However, when the brand launched in Nigeria they conducted a consumer research project which revealed that their Nigerian customers were consuming the drink to increase their size, strength and stamina! The complete opposite to their UK counterparts.
Horlicks was shocked, but made a strategic decision to position the brand according to their findings. This simple adjustment in strategy led to many years of growth and success in the West African market.
Besides creating a bespoke brand experience, your marketing collateral should consistently highlight the benefits of your product or service to your target audience.
Indian consumers are very adept at calculating the pros and cons of a purchase, often making a buying decision based on which one outweighs the other.
This means that they are driven by pleasure as opposed to the fear of missing out (FOMO).
5. Find Cost Effective Solutions to Get In front of your Consumer
Social Media (SM) marketing is an invaluable asset to tap into and acquire customers, and works extremely well in the Indian market.
The top SM channels have worked out great deals with mobile phone OEMs to ensure that their apps are pre-loaded on the handsets.
To understand the true potential of SM in India, let us look at the numbers:
Facebook: 241 million active users (more than double the population of the US)
WhatsApp: over 200 million active users (WhatsApp is owned by Facebook)
Twitter: 23 million users.
If you want to know how detailed you can be when it comes to targeting consumers on social media, here is some of the demographic targeting which can be done using the Facebook Ads manager:
- Marital status
- Homeowner status
- Parental status
- Languages they speak
- Websites they visit
- Holiday destinations
- Places of study
The marketing sophistication within these channels is truly staggering and the cost of acquiring customers is a fraction of traditional mediums.
Once you get your messaging right in Hin-glish (a cross between Hindi & English) you can sit back and rely on your channel of choice to do the rest of the hard graft.
Here are some local and very switched-on social media marketing agencies I recommend you contact:
I advise that any company wishing to enter the Indian market to make a trip to the country to ascertain and evaluate the true market potential.
Even if it doesn’t work out, you can at least visit the Taj Mahal or get great dental work for half the price of your own local dental surgeries.
Chetan Dogra has helped a variety of Fintech, Mobile VAS product businesses find their ideal customers and successfully enter the Indian market.

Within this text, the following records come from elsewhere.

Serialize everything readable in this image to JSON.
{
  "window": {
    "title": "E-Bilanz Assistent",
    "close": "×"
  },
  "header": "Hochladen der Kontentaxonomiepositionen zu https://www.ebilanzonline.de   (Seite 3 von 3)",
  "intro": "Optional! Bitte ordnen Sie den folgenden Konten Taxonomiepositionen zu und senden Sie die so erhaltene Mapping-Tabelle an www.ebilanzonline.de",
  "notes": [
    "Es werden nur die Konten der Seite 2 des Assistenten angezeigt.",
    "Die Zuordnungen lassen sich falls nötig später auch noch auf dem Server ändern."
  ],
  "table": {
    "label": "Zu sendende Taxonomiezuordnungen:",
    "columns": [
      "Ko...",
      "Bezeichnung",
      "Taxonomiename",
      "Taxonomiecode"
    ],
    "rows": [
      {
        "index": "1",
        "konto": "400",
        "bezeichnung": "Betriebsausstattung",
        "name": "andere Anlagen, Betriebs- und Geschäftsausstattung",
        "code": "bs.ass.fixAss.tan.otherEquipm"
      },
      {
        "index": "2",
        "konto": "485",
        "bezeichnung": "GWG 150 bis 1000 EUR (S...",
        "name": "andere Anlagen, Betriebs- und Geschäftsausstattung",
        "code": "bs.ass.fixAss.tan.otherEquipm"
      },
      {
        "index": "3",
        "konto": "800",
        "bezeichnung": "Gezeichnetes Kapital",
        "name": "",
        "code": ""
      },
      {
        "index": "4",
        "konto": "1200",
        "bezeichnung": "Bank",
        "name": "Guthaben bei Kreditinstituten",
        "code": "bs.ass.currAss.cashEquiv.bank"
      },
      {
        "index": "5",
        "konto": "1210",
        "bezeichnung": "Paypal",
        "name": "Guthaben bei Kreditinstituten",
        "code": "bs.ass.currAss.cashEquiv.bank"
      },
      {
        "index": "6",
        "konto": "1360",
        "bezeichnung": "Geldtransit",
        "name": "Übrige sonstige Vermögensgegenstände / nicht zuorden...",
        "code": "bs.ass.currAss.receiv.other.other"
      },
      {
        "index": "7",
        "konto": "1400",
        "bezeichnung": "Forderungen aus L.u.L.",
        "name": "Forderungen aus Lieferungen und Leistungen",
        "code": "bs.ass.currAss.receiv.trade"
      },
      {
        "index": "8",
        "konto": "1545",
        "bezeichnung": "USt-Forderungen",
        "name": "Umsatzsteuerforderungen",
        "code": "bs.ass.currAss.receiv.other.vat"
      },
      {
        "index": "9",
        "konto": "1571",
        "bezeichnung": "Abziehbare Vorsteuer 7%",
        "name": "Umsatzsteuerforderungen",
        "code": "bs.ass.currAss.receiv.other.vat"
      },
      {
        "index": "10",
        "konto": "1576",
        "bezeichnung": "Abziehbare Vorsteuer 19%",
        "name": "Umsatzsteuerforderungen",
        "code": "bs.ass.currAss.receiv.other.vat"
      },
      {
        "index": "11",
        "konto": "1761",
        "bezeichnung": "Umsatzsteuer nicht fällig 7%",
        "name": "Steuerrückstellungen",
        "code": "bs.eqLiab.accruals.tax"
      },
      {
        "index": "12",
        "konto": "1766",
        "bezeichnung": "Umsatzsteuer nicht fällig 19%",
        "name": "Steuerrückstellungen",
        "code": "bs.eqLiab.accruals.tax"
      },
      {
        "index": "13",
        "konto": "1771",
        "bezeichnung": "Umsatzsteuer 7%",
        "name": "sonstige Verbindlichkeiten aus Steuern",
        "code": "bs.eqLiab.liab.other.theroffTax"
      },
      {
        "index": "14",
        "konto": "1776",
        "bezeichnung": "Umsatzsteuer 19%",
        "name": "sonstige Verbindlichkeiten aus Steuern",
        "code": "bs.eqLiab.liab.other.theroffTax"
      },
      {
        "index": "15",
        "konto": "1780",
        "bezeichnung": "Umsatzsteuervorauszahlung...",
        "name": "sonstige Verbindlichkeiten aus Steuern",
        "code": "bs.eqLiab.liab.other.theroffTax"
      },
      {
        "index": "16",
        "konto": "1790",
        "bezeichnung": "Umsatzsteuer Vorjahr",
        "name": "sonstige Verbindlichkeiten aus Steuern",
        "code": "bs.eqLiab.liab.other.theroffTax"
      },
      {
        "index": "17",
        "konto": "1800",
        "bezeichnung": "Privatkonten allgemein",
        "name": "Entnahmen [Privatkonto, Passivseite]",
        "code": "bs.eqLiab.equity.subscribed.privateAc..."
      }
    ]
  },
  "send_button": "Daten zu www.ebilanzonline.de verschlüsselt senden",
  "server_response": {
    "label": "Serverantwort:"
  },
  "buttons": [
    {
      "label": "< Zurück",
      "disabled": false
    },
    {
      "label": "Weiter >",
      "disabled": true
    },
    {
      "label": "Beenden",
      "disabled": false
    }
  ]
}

For good 30 years he has worked in Indian market & still holds business interest in India. He is a British national from Indian origin living and working in London, UK with his wife and 2 children.